    Craswell, N., Zoeter, O., Taylor, M., Ramsey, B.: An experimental comparison of click position-bias models. In: Proceedings of the 2008 International Conference on Web Search and Data Mining, pp. 87–94. ACM (2008)Google Scholar
  7. 7.
    Jiang, S., Hu, Y., Kang, C., Daly Jr., T., Yin, D., Chang, Y., Zhai, C.: Learning query and document relevance from a web-scale click graph. In: Proceedings of the 39th International ACM SIGIR Conference on Research and Development in Information Retrieval, pp. 185–194. ACM (2016)Google Scholar
  8. 8.
    Xue, G.R., Zeng, H.J., Chen, Z., Yu, Y., Ma, W.Y., Xi, W., Fan, W.: Optimizing web search using web click-through data.

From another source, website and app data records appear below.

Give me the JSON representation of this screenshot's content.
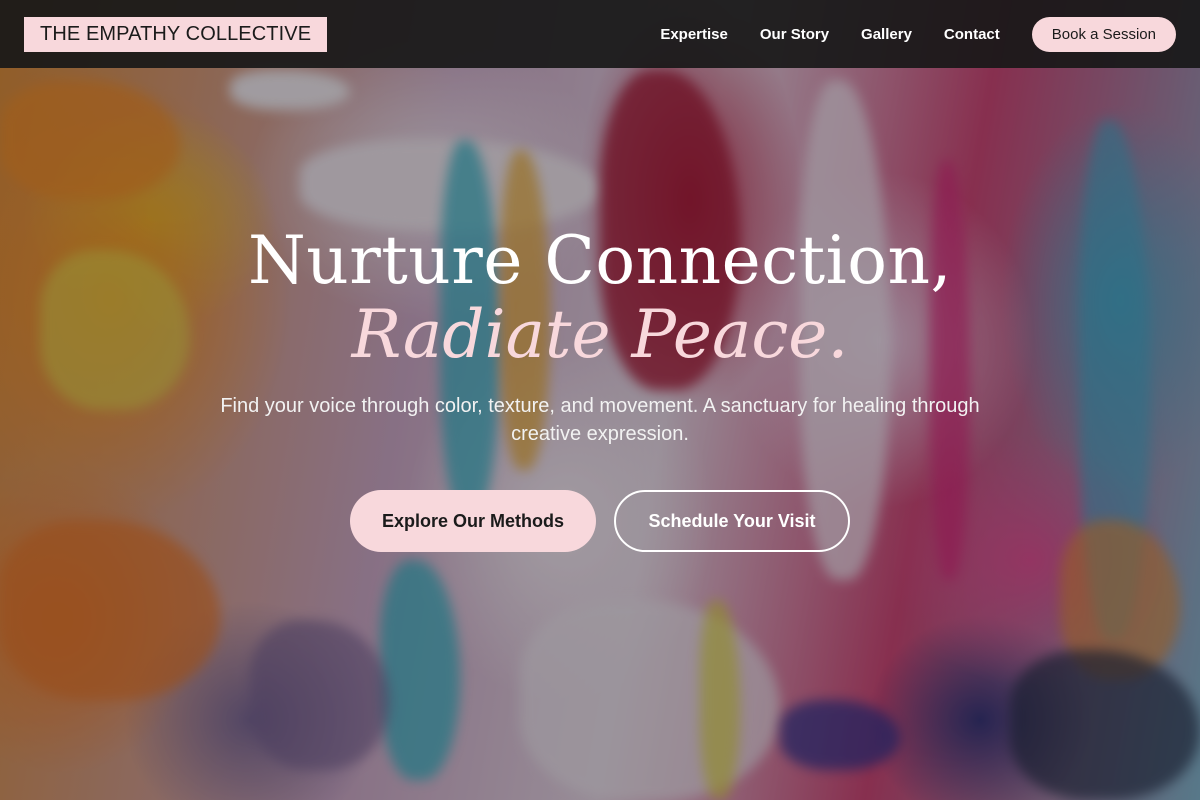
{
  "header": {
    "brand": "THE EMPATHY COLLECTIVE",
    "nav": [
      {
        "label": "Expertise"
      },
      {
        "label": "Our Story"
      },
      {
        "label": "Gallery"
      },
      {
        "label": "Contact"
      }
    ],
    "book_label": "Book a Session"
  },
  "hero": {
    "headline_line1": "Nurture Connection,",
    "headline_line2": "Radiate Peace.",
    "subheadline": "Find your voice through color, texture, and movement. A sanctuary for healing through creative expression.",
    "primary_cta": "Explore Our Methods",
    "secondary_cta": "Schedule Your Visit"
  },
  "colors": {
    "accent_pink": "#f8d8dc",
    "header_bg": "#181818",
    "text_white": "#ffffff"
  }
}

In: Proceedings of the Thirteenth ACM International Conference on Information and Knowledge Management, pp. 118–126. ACM (2004)Google Scholar
  9. 9.
    Li, X., Wang, Y.Y., Acero, A.: Learning query intent from regularized click graphs. In: Proceedings of the 31st Annual International ACM SIGIR Conference on Research and Development in Information Retrieval, pp. 339–346. ACM (2008)Google Scholar
  10. 10.
    Yi, J., Maghoul, F.: Query clustering using click-through graph. In: Proceedings of the 18th International Conference on World Wide Web, pp. 1055–1056. ACM (2009)Google Scholar
  11. 11.
    Richardson, M., Dominowska, E., Ragno, R.: Predicting clicks: estimating the click-through rate for new ads. In: Proceedings of the 16th International Conference on World Wide Web, pp. 521–530. ACM (2007)Google Scholar
  12. 12.
    Agichtein, E., Brill, E., Dumais, S., Ragno, R.: Learning user interaction models for predicting web search result preferences. In: Proceedings of the 29th Annual International ACM SIGIR Conference on Research and Development in Information Retrieval, pp. 3–10. ACM (2006)Google Scholar
  13. 13.
    Antonellis, I., Molina, H.G., Chang, C.C.: Simrank++: query rewriting through link analysis of the click graph. Proc. VLDB Endowment 1(1), 408–421 (2008)CrossRefGoogle Scholar
  14. 14.
    Jeh, G., Widom, J.: SimRank : a measure of structural-context similarity. In: Proceedings of the Eighth ACM SIGKDD International Conference on Knowledge Discovery and Data Mining, pp. 538–543. ACM (2002)Google Scholar
  15. 15.
    Cao, H., Jiang, D., Pei, J., He, Q., Liao, Z., Chen, E., Li, H.: Context-aware query suggestion by mining click-through and session data. In: Proceedings of the 14th ACM SIGKDD International Conference on Knowledge Discovery and Data Mining, pp. 875–883. ACM (2008)Google Scholar

Copyright information

© Springer International Publishing AG 2017

Authors and Affiliations

  • Rongjie Cai
    • 1
  • Cheng Luo
    • 1
  • Yiqun Liu
    • 1
    Email author
  • Shaoping Ma
    • 1
  • Min Zhang
    • 1
  1. 1.State Key Laboratory of Intelligent Technology and Systems, Tsinghua National Laboratory for Information Science and Technology, Department of Computer Science and TechnologyTsinghua UniversityBeijingChina

Personalised recommendations